The reverse split will reduce the number of shares of the company's outstanding common stock from about 273 million to around 34 million shares.
The company is fighting, or working with, as its board would say, activist shareholder VIEX. The board is being restructured with new independent directors as VIEX pushes for changes in Quantum's business strategy to deliver increased shareholder value.
As is the way with these things, the possibilities on the table that we can see include cost-cutting through product line closures, product line and/or business unit sales to an outright company sale. The background to this is that Quantum was a tape product-based data protection form with its own proprietary tape format.

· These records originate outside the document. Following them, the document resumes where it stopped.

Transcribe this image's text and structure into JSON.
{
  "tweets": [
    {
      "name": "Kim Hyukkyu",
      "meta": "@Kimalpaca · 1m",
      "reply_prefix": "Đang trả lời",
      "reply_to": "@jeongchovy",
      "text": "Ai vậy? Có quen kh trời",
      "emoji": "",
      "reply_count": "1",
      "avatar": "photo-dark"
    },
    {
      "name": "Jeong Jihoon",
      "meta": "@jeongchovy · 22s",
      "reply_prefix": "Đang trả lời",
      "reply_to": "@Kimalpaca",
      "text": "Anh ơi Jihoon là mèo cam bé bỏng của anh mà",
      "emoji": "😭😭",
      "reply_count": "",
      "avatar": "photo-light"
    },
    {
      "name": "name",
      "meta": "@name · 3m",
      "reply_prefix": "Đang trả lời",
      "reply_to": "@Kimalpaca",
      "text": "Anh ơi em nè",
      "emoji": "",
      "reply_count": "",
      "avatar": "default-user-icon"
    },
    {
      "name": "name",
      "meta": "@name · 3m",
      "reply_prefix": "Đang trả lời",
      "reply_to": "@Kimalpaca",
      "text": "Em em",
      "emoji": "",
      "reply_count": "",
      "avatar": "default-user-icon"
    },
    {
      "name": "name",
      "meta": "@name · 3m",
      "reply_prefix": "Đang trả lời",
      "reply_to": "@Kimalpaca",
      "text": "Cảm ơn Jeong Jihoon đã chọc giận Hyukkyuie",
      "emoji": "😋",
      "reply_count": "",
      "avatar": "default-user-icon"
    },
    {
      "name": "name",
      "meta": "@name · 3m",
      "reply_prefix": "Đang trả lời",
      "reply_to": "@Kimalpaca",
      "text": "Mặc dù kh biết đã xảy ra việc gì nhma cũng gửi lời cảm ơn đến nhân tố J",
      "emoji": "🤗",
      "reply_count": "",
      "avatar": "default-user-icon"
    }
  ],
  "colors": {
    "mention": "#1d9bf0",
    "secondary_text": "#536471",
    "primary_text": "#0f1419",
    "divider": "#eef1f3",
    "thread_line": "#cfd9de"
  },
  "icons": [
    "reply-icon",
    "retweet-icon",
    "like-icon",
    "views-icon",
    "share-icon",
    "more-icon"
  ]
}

As that market declined, it moved into its DXi deduplicating disk arrays and StorNext multi-tier file management and workflow. The revenues from these product lines have not grown fast enough, in general, to offset declining tape product sales. Quantum’s exec management has worked to manage the tape product decline while building up the new product technology revenues and the company’s revenues are now growing again, but there is a long way to go.
The VIEX people think Quantum’s management should have done a better and faster job and that, if it had, the share price would be much higher than it is and the reverse stock split manoeuvre avoided. It’s always easier to point out problems than fix them. ®
Sponsored: Becoming a Pragmatic Security Leader